The CRE has the ability to create space for these issues in the news, overnight.

                                
Re:Re:Re:Re:Reaching out
Posted on: 05/09/2007 21:12:00
Posted by: Hamish
I'm not too sure a balanced synopsis of the complex points being raised over these three days would make headlines. Editors want drama. CRE Chair Kay Hampton launched the e-conference with a nuanced article on Comment is Free but apart from that not many picked up our press release and statement. Compare this with the attention received by comments by Trevor Phillips last year in he focussed on statistics about some of the problems faced by the mixed-group or Lowrie Turner's recent article about being the mother of a mixed-race child.

        
Re:Reaching out
Posted on: 05/09/2007 17:43:00
Posted by: Hamish
I wonder if it's helpful for perspective to look at how much other relationships are opposed? -In 2005, 10% of all people would be opposed to their child having a mixed marriage
-A further 15% would have deep reservations about it
-And 7% of all people said there was no tolerance in Britain for mixed race marriages (ICM 2005)

-In 2002, 12% of people did not think it is acceptable for couples to choose to live together rather than get married (NOP 2002)

-In 2002, 22% of people felt that homosexuality is a way of life that should not be accepted by society (Pew Research Centre 2002)
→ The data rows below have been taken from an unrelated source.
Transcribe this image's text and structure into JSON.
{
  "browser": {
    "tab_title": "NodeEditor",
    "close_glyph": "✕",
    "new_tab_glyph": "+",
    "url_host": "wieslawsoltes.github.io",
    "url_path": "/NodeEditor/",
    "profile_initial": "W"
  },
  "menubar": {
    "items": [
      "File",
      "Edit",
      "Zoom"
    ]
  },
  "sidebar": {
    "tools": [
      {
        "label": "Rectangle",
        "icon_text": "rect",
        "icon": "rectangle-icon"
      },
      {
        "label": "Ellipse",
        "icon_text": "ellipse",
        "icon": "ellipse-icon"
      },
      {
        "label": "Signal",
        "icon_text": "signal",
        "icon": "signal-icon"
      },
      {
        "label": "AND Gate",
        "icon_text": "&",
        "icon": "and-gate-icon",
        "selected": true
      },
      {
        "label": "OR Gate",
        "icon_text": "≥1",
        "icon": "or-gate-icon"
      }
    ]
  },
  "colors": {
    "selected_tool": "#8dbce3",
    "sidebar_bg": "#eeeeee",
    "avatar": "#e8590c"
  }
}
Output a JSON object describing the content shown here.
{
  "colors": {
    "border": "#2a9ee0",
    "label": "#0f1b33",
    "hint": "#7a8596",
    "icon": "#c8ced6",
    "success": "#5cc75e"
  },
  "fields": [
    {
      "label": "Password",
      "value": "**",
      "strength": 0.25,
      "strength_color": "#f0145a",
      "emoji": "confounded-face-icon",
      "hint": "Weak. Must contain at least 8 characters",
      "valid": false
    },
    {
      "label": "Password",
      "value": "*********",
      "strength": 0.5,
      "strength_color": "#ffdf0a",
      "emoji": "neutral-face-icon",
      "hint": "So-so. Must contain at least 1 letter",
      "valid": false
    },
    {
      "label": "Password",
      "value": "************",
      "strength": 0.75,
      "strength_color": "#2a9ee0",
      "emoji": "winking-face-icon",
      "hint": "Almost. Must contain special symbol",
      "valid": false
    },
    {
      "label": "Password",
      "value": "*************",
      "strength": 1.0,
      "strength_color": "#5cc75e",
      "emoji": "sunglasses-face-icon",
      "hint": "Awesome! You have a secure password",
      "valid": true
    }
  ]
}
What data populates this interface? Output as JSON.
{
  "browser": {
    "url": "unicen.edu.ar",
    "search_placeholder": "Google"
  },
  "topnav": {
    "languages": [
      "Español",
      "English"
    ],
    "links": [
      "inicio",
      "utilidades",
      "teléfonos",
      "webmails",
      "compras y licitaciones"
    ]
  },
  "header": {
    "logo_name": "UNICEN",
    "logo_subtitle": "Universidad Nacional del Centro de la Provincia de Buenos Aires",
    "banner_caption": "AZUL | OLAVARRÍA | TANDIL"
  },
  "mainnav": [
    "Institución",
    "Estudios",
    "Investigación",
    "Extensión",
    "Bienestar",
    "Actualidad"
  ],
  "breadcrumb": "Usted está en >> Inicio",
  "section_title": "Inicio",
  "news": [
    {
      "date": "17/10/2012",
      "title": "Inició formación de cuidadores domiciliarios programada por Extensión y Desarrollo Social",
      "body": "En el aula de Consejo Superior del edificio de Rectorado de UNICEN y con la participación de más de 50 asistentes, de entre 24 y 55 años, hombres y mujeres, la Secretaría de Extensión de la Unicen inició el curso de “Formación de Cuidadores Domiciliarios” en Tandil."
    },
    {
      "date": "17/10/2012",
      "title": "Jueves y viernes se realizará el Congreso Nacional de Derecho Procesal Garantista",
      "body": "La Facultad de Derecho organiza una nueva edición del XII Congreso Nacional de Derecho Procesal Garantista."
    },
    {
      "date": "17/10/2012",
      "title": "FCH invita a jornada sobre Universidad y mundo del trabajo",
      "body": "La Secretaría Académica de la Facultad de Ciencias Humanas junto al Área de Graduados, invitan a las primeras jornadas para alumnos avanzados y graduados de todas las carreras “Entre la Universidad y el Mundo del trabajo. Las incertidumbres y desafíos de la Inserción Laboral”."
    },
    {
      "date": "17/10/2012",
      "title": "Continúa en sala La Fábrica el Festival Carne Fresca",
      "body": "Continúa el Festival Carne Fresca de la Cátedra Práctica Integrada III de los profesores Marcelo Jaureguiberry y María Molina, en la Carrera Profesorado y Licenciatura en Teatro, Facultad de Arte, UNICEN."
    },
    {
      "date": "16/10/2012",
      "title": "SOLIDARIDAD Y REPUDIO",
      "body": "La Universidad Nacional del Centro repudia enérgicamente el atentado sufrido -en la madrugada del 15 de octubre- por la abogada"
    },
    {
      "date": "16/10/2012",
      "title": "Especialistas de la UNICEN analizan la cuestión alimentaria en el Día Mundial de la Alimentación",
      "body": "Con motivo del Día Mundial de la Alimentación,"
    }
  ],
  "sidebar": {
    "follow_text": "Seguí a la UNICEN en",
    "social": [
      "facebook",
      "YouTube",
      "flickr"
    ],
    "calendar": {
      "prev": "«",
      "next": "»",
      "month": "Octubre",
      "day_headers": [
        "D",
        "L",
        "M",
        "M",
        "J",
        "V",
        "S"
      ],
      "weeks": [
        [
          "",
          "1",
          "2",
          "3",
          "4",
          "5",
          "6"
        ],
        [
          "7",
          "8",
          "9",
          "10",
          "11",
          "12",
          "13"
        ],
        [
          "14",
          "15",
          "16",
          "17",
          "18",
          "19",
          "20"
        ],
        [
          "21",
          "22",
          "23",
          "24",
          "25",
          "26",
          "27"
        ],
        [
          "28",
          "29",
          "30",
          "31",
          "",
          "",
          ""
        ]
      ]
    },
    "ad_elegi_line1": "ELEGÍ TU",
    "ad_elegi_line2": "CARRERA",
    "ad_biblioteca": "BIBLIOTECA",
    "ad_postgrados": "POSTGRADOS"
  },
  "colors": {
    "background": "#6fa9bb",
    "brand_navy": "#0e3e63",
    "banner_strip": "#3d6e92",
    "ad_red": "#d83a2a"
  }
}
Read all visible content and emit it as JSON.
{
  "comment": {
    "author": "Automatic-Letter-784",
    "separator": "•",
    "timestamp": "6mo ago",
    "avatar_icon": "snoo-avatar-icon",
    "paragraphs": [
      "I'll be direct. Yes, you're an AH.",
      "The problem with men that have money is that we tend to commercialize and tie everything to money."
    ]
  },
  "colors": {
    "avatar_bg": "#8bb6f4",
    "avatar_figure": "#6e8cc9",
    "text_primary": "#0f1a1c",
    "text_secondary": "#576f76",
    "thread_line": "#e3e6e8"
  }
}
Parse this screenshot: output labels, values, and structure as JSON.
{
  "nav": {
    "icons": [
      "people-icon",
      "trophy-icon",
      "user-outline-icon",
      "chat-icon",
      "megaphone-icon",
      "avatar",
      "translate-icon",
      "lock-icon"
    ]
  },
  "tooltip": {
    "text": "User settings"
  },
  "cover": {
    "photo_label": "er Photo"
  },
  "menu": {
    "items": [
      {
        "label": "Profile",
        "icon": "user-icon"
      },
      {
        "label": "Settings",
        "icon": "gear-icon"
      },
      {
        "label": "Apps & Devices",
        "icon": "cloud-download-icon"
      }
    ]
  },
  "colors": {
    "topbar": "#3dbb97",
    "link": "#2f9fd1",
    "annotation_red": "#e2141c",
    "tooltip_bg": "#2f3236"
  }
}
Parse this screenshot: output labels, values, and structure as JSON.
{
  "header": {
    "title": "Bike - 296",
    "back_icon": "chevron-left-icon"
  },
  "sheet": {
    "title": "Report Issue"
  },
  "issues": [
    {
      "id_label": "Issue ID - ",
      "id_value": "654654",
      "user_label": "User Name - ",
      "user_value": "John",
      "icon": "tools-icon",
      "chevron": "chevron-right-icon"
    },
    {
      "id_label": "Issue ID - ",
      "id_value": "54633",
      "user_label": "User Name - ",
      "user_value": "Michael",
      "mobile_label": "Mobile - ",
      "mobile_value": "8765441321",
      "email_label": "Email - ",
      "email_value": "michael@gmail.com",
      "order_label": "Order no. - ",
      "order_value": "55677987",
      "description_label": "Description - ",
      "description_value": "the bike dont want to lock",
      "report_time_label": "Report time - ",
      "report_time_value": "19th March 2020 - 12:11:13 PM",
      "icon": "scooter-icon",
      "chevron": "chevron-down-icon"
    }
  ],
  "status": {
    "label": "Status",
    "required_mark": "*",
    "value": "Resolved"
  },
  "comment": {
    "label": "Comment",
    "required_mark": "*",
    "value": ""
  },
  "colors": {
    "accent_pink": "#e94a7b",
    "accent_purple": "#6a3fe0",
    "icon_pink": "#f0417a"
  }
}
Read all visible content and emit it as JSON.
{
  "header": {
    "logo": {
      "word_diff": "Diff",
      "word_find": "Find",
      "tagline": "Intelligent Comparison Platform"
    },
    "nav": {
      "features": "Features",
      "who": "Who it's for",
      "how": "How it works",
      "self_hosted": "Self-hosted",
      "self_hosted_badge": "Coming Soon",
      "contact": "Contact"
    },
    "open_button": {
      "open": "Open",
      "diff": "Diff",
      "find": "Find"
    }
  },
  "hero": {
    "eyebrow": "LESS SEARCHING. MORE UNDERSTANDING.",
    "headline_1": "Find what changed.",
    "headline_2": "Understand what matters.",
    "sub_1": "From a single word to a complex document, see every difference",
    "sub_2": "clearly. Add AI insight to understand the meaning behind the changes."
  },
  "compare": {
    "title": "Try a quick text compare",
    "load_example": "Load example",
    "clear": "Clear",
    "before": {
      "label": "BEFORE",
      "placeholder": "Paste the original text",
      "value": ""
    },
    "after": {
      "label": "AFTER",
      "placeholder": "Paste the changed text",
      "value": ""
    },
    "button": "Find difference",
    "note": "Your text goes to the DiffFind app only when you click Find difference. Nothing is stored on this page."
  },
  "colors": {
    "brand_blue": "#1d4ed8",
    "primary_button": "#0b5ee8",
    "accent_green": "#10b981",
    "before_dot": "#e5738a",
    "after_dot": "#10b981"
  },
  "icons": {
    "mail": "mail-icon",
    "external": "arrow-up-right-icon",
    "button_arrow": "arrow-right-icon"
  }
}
I don't mean to trivialise the reality of this feeling but perhaps there will always be a chunk of the population that have a problem with how and who other people decide to fall in love with each other.

        
Re:Reaching out
Posted on: 05/09/2007 21:47:00
Posted by: Jasvinder
Besides the work we need to do through institutions,services etc...we have to keep the focus on mixed couples themselves...offering appropriate services such as support,counselling,and dare I say mediation and advocacy to deal with families and community. This is vital if couples are to have a chance in the survival of their relationship but also more important for the future of their children. Somewhere perhaps where families can also feel they go to enable them to make sense of their responses and how they can keep their relationship with their child/sibling/parent...A bit like the post adoption service provides for adopted children and their families...but on another level.

        
Re:Reaching out
Posted on: 05/09/2007 21:47:00
Posted by: Jasvinder
Besides the work we need to do through institutions,services etc...we have to keep the focus on mixed couples themselves...offering appropriate services such as support,counselling,and dare I say mediation and advocacy to deal with families and community. This is vital if couples are to have a chance in the survival of their relationship but also more important for the future of their children. Somewhere perhaps where families can also feel they go to enable them to make sense of their responses and how they can keep their relationship with their child/sibling/parent...A bit like the post adoption service provides for adopted children and their families...but on another level.